DATA UNDER STUDY.
-.-.-

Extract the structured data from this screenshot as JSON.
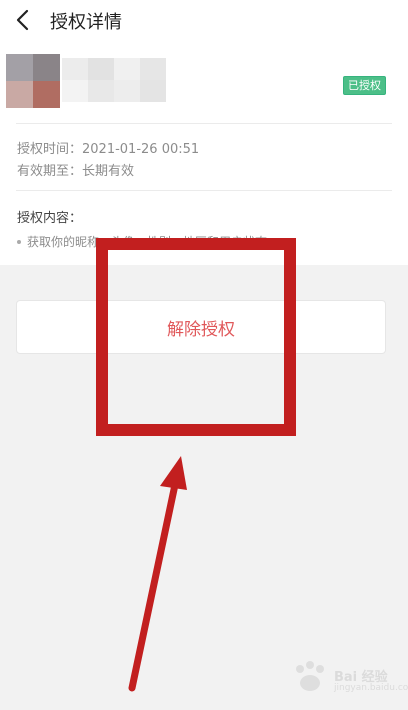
{
  "nav": {
    "title": "授权详情"
  },
  "app": {
    "badge": "已授权"
  },
  "auth": {
    "time_label": "授权时间：",
    "time_value": "2021-01-26 00:51",
    "expiry_label": "有效期至：",
    "expiry_value": "长期有效"
  },
  "permissions": {
    "title": "授权内容：",
    "item": "获取你的昵称、头像、性别、地区和用户状态"
  },
  "actions": {
    "revoke_label": "解除授权"
  },
  "watermark": {
    "brand": "Bai 经验",
    "url": "jingyan.baidu.com"
  },
  "colors": {
    "accent_red": "#c21f1f",
    "revoke_text": "#e0585a",
    "badge_green": "#4cbf88"
  }
}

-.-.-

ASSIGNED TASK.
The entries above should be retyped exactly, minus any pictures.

RESPONSE BELOW.
Extract the structured data from this screenshot as JSON.
{
  "nav": {
    "title": "授权详情"
  },
  "app": {
    "badge": "已授权"
  },
  "auth": {
    "time_label": "授权时间：",
    "time_value": "2021-01-26 00:51",
    "expiry_label": "有效期至：",
    "expiry_value": "长期有效"
  },
  "permissions": {
    "title": "授权内容：",
    "item": "获取你的昵称、头像、性别、地区和用户状态"
  },
  "actions": {
    "revoke_label": "解除授权"
  },
  "watermark": {
    "brand": "Bai 经验",
    "url": "jingyan.baidu.com"
  },
  "colors": {
    "accent_red": "#c21f1f",
    "revoke_text": "#e0585a",
    "badge_green": "#4cbf88"
  }
}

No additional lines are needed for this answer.